Because of this, he is sheltered from the outside world and only later learns of the 1848 revolutions in France, Poland and elsewhere and the turmoil in Russia with a group of people opposed to the Tsar, including a young Dostoevsky, facing a mock firing squad.
He also meets up again with the Kirghiz nomads and he helps advance Jaisak’s cause and learns how the Russians, including the tax collector, exploit the nomads for their own ends.
Back in Orenburg, things do not go well as there is plotting going on between two Russian factions and Shevchenko is inadvertently caught up in it. The novel ends abruptly at this point. We know he will be sent into exile again and has a terrible seven years before being released. The exiles, however, took their toll and he died in 1861, aged forty-seven. He has since become a huge figure in Ukraine (though little known in the West). Tulub tells her tale well, giving us a huge amount of detail about this key period in Shevchenko’s life and showing him very much as a man of the people, supporting the underdog wherever he goes .
I am unaware of only one biography of him in English – Dmitro Chub’s Shevchenko, The Man : The Intimate Life Of A Poet, not readily available. There are plenty in Ukrainian. This site gives some details.
First published in 1964 by Державне видавництво художньої літератури (State Publishing House of Fiction)

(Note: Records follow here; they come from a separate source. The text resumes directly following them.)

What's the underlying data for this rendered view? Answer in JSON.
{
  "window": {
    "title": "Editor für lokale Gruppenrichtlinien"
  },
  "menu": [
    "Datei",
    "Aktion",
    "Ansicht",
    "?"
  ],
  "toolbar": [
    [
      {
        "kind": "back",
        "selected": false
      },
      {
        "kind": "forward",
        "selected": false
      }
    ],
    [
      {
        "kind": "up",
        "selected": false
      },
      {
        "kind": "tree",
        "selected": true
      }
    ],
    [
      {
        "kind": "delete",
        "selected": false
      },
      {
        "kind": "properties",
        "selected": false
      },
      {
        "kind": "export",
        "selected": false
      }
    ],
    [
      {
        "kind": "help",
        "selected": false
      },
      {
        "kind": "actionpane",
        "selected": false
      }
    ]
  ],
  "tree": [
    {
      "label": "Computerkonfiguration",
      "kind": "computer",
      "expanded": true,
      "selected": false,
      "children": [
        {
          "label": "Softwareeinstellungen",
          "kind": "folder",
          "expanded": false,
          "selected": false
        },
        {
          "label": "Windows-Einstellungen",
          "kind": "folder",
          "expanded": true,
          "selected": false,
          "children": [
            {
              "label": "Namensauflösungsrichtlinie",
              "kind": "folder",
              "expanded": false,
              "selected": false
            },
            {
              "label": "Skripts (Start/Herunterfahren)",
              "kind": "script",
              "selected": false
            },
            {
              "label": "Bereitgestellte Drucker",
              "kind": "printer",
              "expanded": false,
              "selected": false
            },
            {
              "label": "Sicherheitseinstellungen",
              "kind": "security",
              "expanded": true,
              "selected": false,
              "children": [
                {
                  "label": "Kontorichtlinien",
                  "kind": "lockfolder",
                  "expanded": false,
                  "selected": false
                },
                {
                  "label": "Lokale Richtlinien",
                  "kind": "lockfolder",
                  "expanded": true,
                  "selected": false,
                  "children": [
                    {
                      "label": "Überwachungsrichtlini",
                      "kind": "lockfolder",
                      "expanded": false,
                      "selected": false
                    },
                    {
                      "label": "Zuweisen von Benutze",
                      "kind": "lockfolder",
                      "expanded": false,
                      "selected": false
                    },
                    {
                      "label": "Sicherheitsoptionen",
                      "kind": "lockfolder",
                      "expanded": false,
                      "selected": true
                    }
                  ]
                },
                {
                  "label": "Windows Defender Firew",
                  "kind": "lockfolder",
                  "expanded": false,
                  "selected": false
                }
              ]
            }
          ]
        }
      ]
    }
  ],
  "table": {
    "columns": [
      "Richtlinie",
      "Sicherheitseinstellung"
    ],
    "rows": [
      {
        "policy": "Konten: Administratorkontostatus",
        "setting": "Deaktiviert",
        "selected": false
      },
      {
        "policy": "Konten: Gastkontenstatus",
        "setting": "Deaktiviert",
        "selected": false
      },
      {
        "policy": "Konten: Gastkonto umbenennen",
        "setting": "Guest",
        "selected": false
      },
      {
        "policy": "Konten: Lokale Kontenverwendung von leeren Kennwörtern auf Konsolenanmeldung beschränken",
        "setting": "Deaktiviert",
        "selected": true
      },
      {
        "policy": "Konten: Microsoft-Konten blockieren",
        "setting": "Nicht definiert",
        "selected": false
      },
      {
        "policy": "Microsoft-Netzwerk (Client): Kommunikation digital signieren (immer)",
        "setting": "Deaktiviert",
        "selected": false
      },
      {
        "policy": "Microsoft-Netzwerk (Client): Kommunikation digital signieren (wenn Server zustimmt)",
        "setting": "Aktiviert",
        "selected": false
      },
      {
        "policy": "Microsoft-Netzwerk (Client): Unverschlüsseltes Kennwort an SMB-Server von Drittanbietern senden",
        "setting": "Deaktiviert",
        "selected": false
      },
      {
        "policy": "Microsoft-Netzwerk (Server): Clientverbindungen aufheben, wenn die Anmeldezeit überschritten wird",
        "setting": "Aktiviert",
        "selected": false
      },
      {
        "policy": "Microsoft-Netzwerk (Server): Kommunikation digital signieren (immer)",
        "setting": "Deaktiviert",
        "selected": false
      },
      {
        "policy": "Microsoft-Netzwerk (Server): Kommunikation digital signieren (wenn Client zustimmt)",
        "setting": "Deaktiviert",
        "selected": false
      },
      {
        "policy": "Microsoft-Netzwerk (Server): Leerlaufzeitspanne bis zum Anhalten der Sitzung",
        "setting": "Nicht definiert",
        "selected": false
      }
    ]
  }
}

First published in English in 2015 by Glagoslav
Translated by Anatole Bilenko